Well, at the moment 15.h3 still looks the most dangerous, whereas the 'quiet' 15.c4 should be met by 15...Kh7!, intending to swap the dark-squared bishops.

Najdorf 6.Be3 e5 7.Nb3 Be6 8.f3 Be7 9.Qd2 h5 [B90]

The theoretical position after 11.Nd5 occurred in the game Leko - Nepomniatchi, where the young Russian Grandmaster employed a rare and rather risky way of handling the position with 11...Bxd5. It looks like Peter Leko was familiar with the character of the play which arose, and he came up with the natural novelty 15.f4!:

Pinpointing the somewhat awkward placement of Black's heavy pieces.
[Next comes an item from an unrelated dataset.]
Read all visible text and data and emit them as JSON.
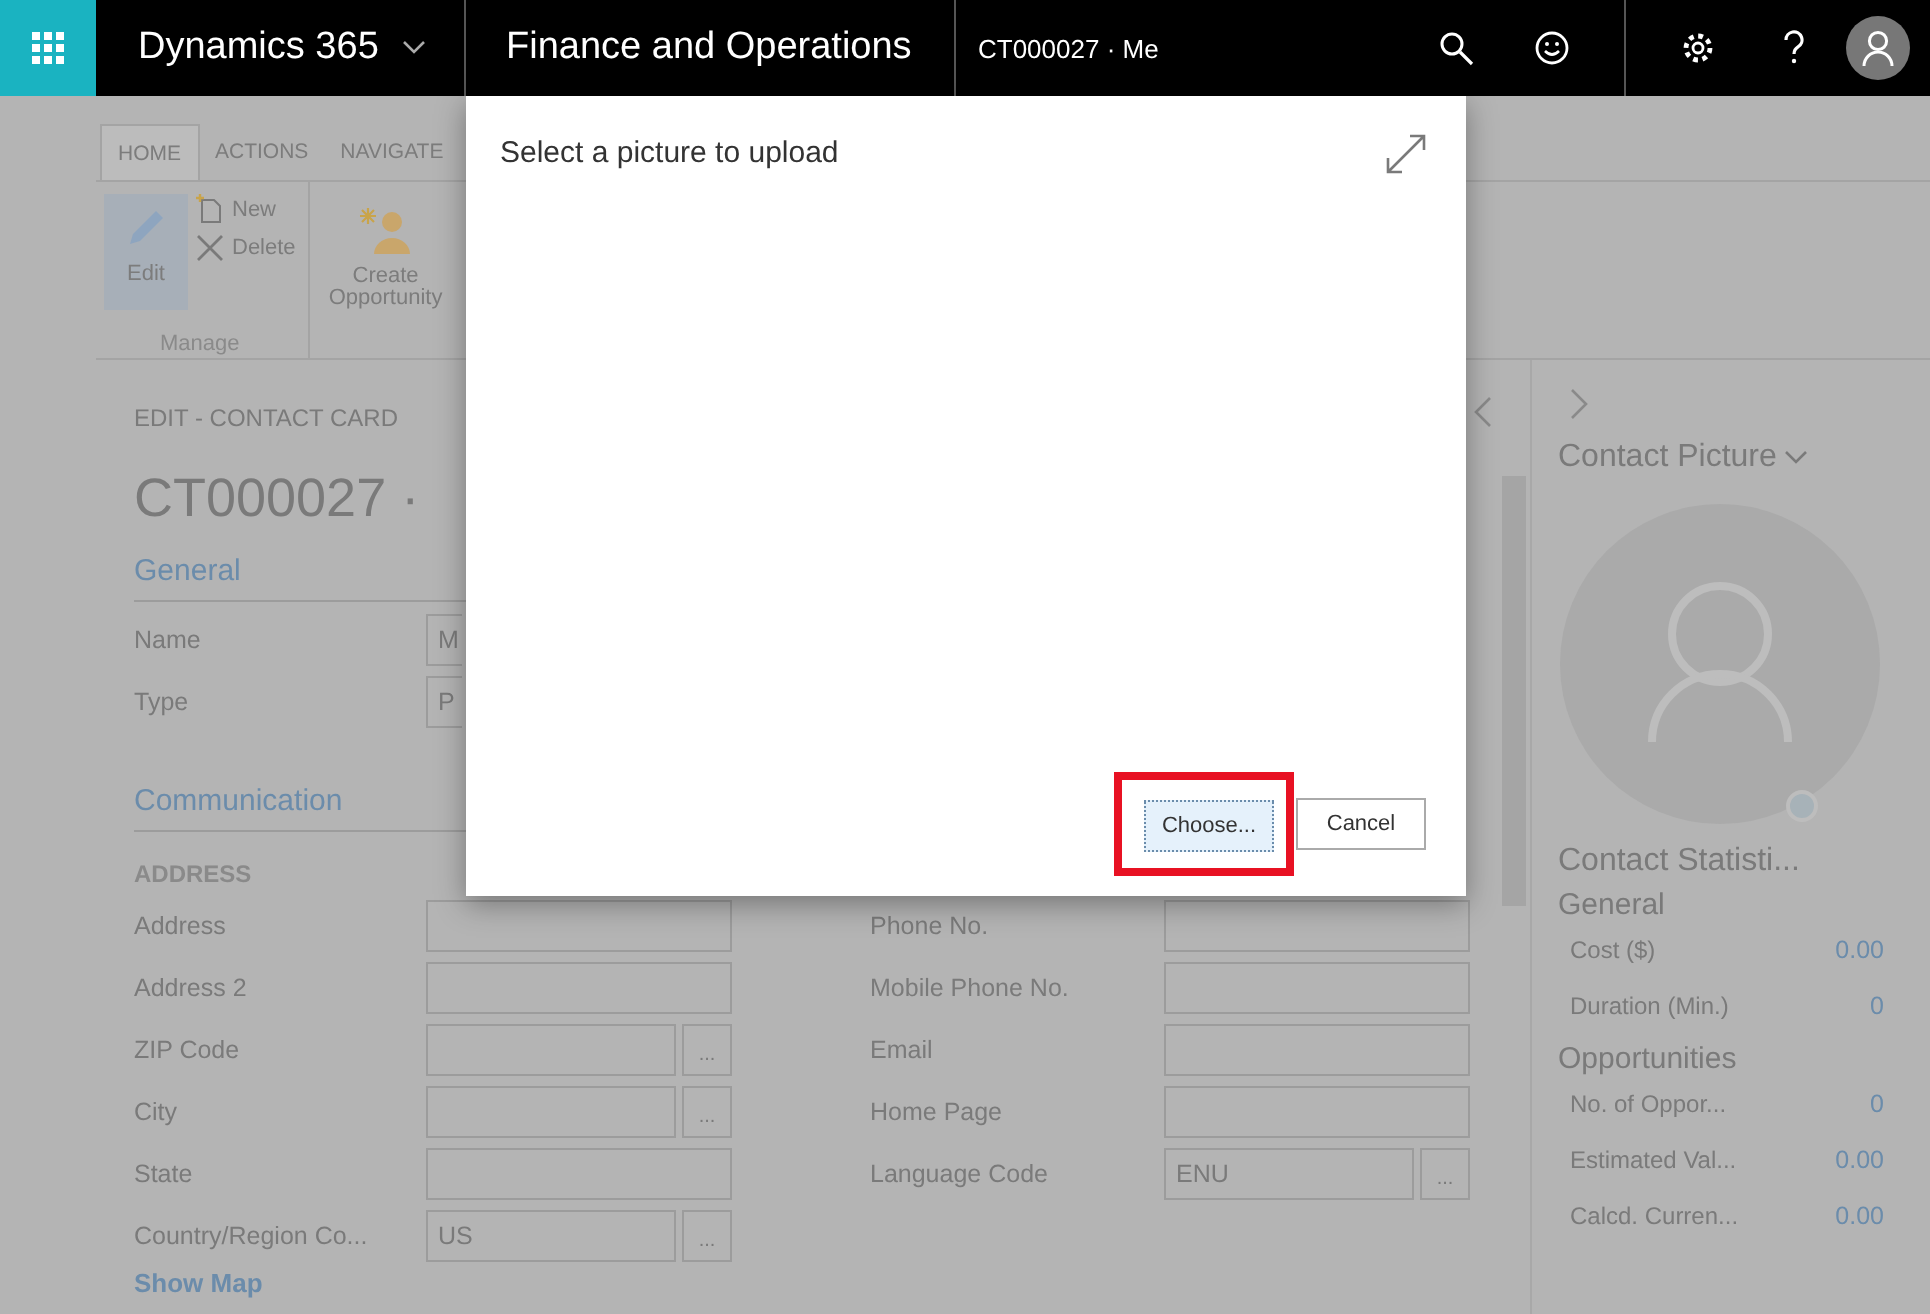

Alas, the further play of GM Leko was far from perfect, so Ian was able to score an impressive win after a spectacular battle.

Najdorf 6.Be3 e5 7.Nb3 Be6 8.f3 Be7 9.Qd2 0-0 10.0-0-0 Nbd7 [B90]

The last game of this Update is Caruana - Vachier Lagrave, which saw White employing the well-forgotten continuation 12.h4!?:

which wasn't covered on our site before. It looks like this came as a real surprise for Maxime, who already committed a serious mistake on move 14 and came under strong pressure. The first critical moment came on move 23, when Fabiano went wrong with 23.Rhe1?! and spoiled his advantage. Still, he got a second chance after Black's inaccurate 25...Qc4, so had White played 28.Kc2! it would have been very difficult for Maxime to hold the position. However, a few more of Caruana's mistakes turned the tables, so White's position was ruined in a few moves.

In general, 12.h4!? doesn't look like a threatening idea, but definitely deserves further practical tests.

Enjoy! See you next month, Michael

>> Previous Update >>

Please feel free to share any of your thoughts at the Open Sicilians Forum, or subscribers can write directly to